A throwback 2005 Bill Hing photo
In 2005, immprof (and ImmigrationProf blogger) extraordinaire Bill Ong Hing published Detention to Deportation - Rethinking the Removal of Cambodian Refugees, 38 U.C. Davis L. Rev. 891 (2005). It's a work of tremendous scope and heart.
The article lays out the case for how the United States helped to created the Cambodian refugee crisis as a byproduct of our involvement in the Vietnam War. It documents the ways in which the United States sought to resettle Cambodian refugees stateside and the problems that resulted from resettlement in inner-city neighborhoods, "where crime was rampant and culture was radically different." Hing draws a direct link between resettlement efforts that were not well thought out and the fact that many of the refugee children ended up involved in crime.
The Article then goes on to explain the effect of a March 2002 repatriation agreement between the United States and Cambodia. That agreement paved the way for the deportation of refugees, brought to the United States as children, who accumulated a criminal record in the United States, "to a country that most never knew or left as infants".
Hing strongly "challenges the moral basis for these deportations and asks whether justice is really being served." He concludes:
In our hearts, we know that removal is not always appropriate, especially when our country bears culpability for creating the problem. In our souls, we know that when we repatriate Cambodian refugees, we further destroy a family at a time when the family needs, more than ever before, to be whole.
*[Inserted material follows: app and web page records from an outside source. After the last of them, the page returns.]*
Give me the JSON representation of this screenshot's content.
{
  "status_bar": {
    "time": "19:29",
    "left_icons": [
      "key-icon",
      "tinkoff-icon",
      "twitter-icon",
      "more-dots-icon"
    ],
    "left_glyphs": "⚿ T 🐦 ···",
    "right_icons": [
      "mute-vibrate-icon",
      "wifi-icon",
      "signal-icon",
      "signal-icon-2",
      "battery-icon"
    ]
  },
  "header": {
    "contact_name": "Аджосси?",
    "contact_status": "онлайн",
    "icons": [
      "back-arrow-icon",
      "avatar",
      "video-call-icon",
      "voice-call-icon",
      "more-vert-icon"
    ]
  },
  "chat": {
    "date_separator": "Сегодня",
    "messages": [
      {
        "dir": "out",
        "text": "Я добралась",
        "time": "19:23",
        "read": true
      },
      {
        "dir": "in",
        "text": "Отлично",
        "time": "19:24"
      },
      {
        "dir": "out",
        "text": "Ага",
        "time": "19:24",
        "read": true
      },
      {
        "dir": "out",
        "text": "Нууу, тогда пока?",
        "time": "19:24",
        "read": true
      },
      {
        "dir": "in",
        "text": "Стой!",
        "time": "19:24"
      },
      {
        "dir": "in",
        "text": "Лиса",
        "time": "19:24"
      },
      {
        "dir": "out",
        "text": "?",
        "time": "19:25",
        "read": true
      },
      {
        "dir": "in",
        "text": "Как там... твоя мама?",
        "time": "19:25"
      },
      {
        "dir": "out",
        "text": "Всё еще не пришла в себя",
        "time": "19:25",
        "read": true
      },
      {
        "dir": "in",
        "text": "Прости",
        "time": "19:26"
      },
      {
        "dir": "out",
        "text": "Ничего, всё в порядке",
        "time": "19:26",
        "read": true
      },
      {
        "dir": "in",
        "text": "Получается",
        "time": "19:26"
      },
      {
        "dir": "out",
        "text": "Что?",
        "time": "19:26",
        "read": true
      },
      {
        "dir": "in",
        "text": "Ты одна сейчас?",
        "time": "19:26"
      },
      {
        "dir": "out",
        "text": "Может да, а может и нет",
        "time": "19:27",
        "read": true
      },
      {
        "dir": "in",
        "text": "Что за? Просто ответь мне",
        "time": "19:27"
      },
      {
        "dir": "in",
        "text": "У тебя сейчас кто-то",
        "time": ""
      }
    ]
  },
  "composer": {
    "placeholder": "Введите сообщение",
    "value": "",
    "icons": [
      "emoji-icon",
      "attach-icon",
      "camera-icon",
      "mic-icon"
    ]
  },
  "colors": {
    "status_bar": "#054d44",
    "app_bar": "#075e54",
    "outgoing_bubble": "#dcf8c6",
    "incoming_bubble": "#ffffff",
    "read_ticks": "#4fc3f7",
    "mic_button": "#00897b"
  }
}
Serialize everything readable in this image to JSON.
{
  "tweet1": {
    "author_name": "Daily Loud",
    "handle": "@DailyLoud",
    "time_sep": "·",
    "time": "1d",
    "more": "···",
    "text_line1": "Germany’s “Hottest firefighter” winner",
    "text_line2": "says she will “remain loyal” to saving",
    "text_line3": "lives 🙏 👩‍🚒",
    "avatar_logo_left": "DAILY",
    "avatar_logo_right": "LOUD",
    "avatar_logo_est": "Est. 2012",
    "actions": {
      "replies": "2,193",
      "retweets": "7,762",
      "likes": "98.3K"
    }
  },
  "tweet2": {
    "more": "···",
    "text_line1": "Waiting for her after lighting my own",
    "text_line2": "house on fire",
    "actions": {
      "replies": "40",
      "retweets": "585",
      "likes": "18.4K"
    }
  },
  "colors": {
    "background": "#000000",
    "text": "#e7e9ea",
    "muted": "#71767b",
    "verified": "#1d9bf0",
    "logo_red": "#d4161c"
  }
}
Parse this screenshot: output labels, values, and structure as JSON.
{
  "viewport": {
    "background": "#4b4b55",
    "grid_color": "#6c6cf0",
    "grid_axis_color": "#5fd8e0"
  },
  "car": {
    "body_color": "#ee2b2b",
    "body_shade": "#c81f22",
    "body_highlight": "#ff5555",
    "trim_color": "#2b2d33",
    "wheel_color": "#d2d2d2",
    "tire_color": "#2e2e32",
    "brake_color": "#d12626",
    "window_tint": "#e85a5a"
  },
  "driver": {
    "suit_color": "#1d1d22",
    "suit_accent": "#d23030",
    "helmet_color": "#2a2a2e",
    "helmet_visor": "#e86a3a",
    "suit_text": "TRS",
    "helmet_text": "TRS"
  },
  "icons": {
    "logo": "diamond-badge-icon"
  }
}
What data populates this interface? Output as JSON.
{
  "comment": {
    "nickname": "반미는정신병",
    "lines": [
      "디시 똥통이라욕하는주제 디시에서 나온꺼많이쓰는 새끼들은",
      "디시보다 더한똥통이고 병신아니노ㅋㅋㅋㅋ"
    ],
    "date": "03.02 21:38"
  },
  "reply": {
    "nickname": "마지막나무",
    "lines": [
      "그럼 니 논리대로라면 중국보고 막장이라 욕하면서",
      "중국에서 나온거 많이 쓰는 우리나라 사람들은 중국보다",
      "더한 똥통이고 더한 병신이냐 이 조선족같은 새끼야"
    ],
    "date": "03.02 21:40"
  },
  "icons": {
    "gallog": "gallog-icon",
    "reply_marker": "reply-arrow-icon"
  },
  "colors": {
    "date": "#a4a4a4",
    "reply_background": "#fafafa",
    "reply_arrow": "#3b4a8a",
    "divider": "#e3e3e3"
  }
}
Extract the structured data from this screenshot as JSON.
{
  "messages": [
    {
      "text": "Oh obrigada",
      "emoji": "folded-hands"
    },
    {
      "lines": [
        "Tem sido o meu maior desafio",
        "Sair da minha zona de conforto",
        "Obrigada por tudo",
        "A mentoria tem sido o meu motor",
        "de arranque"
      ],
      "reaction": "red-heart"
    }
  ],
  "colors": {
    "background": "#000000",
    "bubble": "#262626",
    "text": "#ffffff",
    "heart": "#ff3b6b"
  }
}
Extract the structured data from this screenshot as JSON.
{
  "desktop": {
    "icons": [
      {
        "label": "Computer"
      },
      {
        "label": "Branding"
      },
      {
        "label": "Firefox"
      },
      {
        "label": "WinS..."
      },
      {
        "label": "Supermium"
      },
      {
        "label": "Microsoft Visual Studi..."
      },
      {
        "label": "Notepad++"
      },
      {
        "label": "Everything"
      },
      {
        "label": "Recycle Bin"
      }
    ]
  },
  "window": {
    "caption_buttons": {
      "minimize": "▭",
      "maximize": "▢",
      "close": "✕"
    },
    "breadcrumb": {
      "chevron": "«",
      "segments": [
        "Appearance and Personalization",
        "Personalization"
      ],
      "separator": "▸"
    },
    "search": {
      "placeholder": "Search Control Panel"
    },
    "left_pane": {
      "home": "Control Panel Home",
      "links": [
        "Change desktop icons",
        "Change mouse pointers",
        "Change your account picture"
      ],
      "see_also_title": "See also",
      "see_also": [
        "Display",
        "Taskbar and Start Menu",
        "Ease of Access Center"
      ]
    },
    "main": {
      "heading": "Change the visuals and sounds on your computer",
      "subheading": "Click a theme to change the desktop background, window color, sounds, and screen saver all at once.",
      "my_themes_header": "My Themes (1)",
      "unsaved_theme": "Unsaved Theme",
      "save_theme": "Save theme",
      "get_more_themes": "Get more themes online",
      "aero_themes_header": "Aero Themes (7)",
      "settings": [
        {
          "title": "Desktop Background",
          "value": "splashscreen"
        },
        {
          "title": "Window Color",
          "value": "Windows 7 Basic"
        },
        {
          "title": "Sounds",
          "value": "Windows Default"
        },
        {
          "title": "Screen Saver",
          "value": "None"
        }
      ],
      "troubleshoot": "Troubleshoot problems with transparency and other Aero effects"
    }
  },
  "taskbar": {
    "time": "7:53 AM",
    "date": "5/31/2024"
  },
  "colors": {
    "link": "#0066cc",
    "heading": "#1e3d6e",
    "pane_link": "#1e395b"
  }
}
It's a powerful article. One that pairs wonderfully with the PBS documentary Sentenced Home. I strongly recommend both.